Read more: How Exercise Improves Mood

When you feel sluggish and bloated from your period, you may turn to a bag of chips or pizza for comfort. Sadly, stuffing your face with junk food often leaves you feeling worse and even more bloated than before. When you turn to exercise instead, even if it's just going for a short walk, jogging outside or doing a series of yoga exercises, you will feel some relief.


Any type of exercise is good when you are on your period, but high-intensity interval training (HIIT) may have the biggest impact on relieving period bloat. When you sweat, which you do quite a bit when you train this way, water leaves your body, which can have an instant effect on bloating. Plus, you release even more endorphins during a HIIT session, which can sometimes eliminate PMS symptoms altogether.

Exercise may also improve your sleep during menstruation. This comes as a result of decreased cramping and discomfort, as well as the endorphin release. In other words, when your mood has improved and you feel less physical pain in your belly, legs and back, you are inclined to sleep better.

The Cons of Period Exercise

You may notice that your overall energy level shifts when you have your period. Many women report lower levels of energy while menstruating, which can certainly impact their workouts for a few days.

However, this isn't always the case. A small study of nine sub-elite female soccer players published in the journal PLOS One in March 2017 showed that menstruation didn't have a huge impact on the participants' jumping and sprinting performance.

If you're on birth control pills, your energy levels may be more consistent throughout the month. Everyone responds a bit differently to birth control, however, so this concept cannot be generalized.

Read more: Jogging on Your Period

Breakthrough bleeding, or "spotting," is perhaps one of the most frustrating effects of exercise on your menstrual cycle. Since exercise can cause subtle changes in your hormone levels, it may interfere with the buildup and shedding of your uterine lining. When these types of interference happen, they may cause breakthrough bleeding, which is typically lighter than your regular period, but frustrating nonetheless.

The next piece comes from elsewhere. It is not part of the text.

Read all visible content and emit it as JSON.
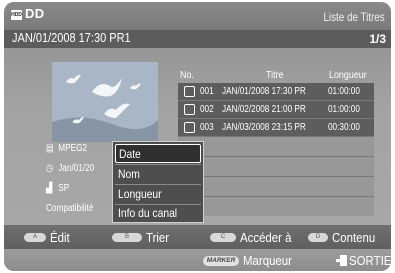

This problem may occur during or after exercise, or throughout the month. If you have concerns or the breakthrough bleeding is heavy or impacts your day-to-day life, talk to your doctor right away.

Exercise and menstrual cycle irregularity are quite common. While regular exercise has the ability to lighten your flow and cause spotting, it can also stop your flow, which can create confusion and concern.

A missed period isn't always a huge red flag, but it's one to monitor for sure. Not only can a missed cycle mean pregnancy or other underlying health conditions, but the American Council on Exercise warns that it may be a sign of overtraining as well.

As a general rule of thumb, if you have a missed period for two or three months in a row, discuss these changes with your healthcare provider, who can give you a much more personalized diagnosis.

Read more: Is Doing Weights and Pilates Considered Overtraining?

Reduce PMS Symptoms Even More

Exercise is not the only thing that impacts your period. In fact, the Office on Women's Health states a healthier lifestyle across the board can lead to easier and less painful periods.

Choosing whole foods high in fiber and protein most of the time, for instance, can help. Try lean protein sources like grilled chicken, salmon, and whole fruits and vegetables like raspberries, blueberries, spinach and kale.

Avoid foods and drinks with lots of caffeine, salt and sugar in the two weeks before your period. Don't smoke either, as women who smoke report more and worse PMS symptoms than non-smokers.

Finding healthy ways to cope with your stress level can also help. The Office on Women's Health recommends yoga, meditation and self-care rituals like getting a massage. These tactics, coupled with regular exercise, can have a positive impact on your period and lead to a much more comfortable monthly experience.